Only I can tell you the future before it even happens. Everything I plan will come to pass, for I do whatever I wish. [Isaiah 46:10 (NLT)]
Sunset Wednesday begins the 14th day of Adar in the year 5782 of the Hebrew calendar. Instead of anticipating St. Patrick’s Day and corned beef and cabbage, our Jewish brothers and sisters will begin celebrating Purim. One of the most joyful days of the Jewish calendar, its reason for being is found in the Book of Esther—an account filled with suspense, conspiracy, reversals, twists of fate, and an abundance of what some might call coincidence.
Although the Book of Esther is the only one in the entire Bible in which God’s name is never mentioned, His fingerprints are all over the story. Was it just luck that, out of all the beautiful young virgins in the entire kingdom of Persia, it was the Jewess Esther who pleased King Xerxes so much that she became his queen? Did she just catch a good break when Hegai, the eunuch in charge of the harem, took a special liking to her and helped her, not once, but twice? Was it by chance that Esther’s uncle Mordecai happened to be at the city gate precisely when two guards plotted the king’s assassination? Was it mere coincidence that, when Mordecai foiled the plot, Esther made sure his name got written in the account of the event?
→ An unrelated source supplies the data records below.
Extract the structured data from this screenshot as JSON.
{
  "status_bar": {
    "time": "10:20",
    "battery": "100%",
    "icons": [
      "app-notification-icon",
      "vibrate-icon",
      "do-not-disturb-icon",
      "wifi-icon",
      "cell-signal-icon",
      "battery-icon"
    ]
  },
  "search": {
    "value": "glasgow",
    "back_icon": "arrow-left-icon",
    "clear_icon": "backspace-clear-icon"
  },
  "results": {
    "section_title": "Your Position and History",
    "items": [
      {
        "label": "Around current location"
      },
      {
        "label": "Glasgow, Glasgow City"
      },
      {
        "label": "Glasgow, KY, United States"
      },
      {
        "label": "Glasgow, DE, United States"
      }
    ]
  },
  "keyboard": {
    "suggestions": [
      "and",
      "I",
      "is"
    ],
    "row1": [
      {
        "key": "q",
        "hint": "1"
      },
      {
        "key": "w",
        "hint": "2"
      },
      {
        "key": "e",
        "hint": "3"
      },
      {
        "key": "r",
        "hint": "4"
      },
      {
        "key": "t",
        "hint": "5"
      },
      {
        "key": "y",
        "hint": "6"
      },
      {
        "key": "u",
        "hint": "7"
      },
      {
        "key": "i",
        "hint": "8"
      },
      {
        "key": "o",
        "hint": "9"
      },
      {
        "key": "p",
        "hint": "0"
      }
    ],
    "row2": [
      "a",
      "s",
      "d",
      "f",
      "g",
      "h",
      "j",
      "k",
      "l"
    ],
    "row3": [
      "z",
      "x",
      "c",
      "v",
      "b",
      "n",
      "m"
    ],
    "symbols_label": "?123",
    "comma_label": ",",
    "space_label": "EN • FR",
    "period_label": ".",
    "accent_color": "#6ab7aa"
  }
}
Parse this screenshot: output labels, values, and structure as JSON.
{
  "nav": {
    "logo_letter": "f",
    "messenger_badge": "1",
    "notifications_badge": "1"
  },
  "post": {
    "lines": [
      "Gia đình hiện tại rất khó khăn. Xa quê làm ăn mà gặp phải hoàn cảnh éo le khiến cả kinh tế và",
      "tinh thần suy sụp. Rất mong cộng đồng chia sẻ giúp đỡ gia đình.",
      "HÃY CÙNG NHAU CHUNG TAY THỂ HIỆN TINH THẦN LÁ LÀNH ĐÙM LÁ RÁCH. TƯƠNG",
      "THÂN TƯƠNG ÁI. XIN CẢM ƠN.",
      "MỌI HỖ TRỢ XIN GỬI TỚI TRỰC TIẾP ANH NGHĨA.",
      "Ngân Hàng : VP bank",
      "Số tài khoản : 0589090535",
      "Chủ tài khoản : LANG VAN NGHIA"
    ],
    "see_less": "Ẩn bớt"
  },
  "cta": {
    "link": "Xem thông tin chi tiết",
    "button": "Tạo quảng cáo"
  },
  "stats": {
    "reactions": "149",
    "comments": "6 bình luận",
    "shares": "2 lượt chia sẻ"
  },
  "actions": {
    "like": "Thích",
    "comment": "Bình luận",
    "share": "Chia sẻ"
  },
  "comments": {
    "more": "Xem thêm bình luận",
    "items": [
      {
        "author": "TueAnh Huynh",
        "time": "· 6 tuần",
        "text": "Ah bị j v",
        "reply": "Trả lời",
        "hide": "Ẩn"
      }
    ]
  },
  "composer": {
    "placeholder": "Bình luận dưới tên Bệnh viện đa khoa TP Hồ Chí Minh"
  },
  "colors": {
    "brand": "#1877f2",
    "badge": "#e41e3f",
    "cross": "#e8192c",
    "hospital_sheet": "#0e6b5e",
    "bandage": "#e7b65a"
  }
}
When the king’s chief administrator, Haman, plotted the extermination of the Jews, was it just a stroke of luck that, when casting lots to determine the date of their extermination, the fateful day was nearly a year distant, giving Esther and Mordecai time to respond to the threat? Was it just an accident that Xerxes, unable to sleep one night, had an attendant read him the history of his reign or that the selected passage just happened to be the account of Mordecai saving the king’s life? Realizing Mordecai was never honored for his good deed, the King decided to reward him. Was it just fortuitous that, at that very moment, the evil Haman appeared at the king’s door? Haman came seeking permission to execute Mordecai but was sidetracked when the king asked how to honor a man who pleased him. Thinking Xerxes was speaking of him, Haman forget about Mordecai as he described a lavish and public reward. What a delightful twist of fate when it was Haman who led his nemesis Mordecai about on horseback while proclaiming the Jew’s honor. Coincidence or God’s perfect timing?
When Esther exposed the evil plot, the enraged king went into the garden. Haman remained and pled for his life from Esther. Just as the panicked man fell on her couch, Xerxes re-entered the room. Since it looked like Haman was assaulting Esther, the evil man’s fate was sealed. Did Haman trip because of bad luck or had divine intervention caused him to fall?
The providential reversals continued as Haman ended up impaled on the pole once intended for Mordecai’s execution. Although the edict directing the slaughter of the Jews could not be rescinded, Xerxes signed another one allowing the Jews to defend themselves and kill anyone who attacked them. When the new edict arrived, many of the people of the land became Jews themselves and, when the day of massacre arrived, the Jews defended themselves and 75,000 Persians died. God’s kingdom was expanded without one mention of Him in the entire narrative. Nevertheless, we can’t help but ask if all of those events were mere coincidences or God-ordained events.
The Book of Esther illustrates that seemingly random and insignificant events are actually controlled by our sovereign God. With His wisdom and foresight, God puts people in places at specific moments to accomplish His purpose. What may seem coincidence to us is managed by a supreme God who knows the past, present and future. What seems inconsequential or random eventually may be of major importance to us or someone else. Unexplained events, unplanned meetings, unexpected calls are all part of God’s plan. God was present in Esther’s story and He is present in ours.
Is there something He want us to do “at just such a time as this?”